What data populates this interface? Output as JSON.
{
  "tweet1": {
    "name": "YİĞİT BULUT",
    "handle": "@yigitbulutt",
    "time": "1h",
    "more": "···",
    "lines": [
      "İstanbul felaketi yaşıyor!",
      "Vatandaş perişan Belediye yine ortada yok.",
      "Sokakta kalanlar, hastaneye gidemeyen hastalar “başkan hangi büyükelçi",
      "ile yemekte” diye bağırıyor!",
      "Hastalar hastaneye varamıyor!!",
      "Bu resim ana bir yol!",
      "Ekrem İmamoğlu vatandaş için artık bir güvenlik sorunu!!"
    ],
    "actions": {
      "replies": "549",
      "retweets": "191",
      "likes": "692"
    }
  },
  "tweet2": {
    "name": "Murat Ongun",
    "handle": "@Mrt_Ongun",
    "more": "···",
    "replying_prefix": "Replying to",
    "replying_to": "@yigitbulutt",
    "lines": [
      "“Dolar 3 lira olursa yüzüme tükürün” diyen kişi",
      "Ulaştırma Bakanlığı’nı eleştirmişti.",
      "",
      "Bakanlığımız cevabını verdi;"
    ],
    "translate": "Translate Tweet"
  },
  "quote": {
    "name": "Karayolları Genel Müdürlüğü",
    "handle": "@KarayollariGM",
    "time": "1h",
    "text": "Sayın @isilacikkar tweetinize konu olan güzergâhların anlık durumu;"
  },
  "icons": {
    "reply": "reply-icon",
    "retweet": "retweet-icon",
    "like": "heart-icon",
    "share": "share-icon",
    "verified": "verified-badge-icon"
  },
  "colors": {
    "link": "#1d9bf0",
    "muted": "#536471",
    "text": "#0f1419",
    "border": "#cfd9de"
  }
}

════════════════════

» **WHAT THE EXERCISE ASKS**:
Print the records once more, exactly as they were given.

» **REPLY**:
What data populates this interface? Output as JSON.
{
  "tweet1": {
    "name": "YİĞİT BULUT",
    "handle": "@yigitbulutt",
    "time": "1h",
    "more": "···",
    "lines": [
      "İstanbul felaketi yaşıyor!",
      "Vatandaş perişan Belediye yine ortada yok.",
      "Sokakta kalanlar, hastaneye gidemeyen hastalar “başkan hangi büyükelçi",
      "ile yemekte” diye bağırıyor!",
      "Hastalar hastaneye varamıyor!!",
      "Bu resim ana bir yol!",
      "Ekrem İmamoğlu vatandaş için artık bir güvenlik sorunu!!"
    ],
    "actions": {
      "replies": "549",
      "retweets": "191",
      "likes": "692"
    }
  },
  "tweet2": {
    "name": "Murat Ongun",
    "handle": "@Mrt_Ongun",
    "more": "···",
    "replying_prefix": "Replying to",
    "replying_to": "@yigitbulutt",
    "lines": [
      "“Dolar 3 lira olursa yüzüme tükürün” diyen kişi",
      "Ulaştırma Bakanlığı’nı eleştirmişti.",
      "",
      "Bakanlığımız cevabını verdi;"
    ],
    "translate": "Translate Tweet"
  },
  "quote": {
    "name": "Karayolları Genel Müdürlüğü",
    "handle": "@KarayollariGM",
    "time": "1h",
    "text": "Sayın @isilacikkar tweetinize konu olan güzergâhların anlık durumu;"
  },
  "icons": {
    "reply": "reply-icon",
    "retweet": "retweet-icon",
    "like": "heart-icon",
    "share": "share-icon",
    "verified": "verified-badge-icon"
  },
  "colors": {
    "link": "#1d9bf0",
    "muted": "#536471",
    "text": "#0f1419",
    "border": "#cfd9de"
  }
}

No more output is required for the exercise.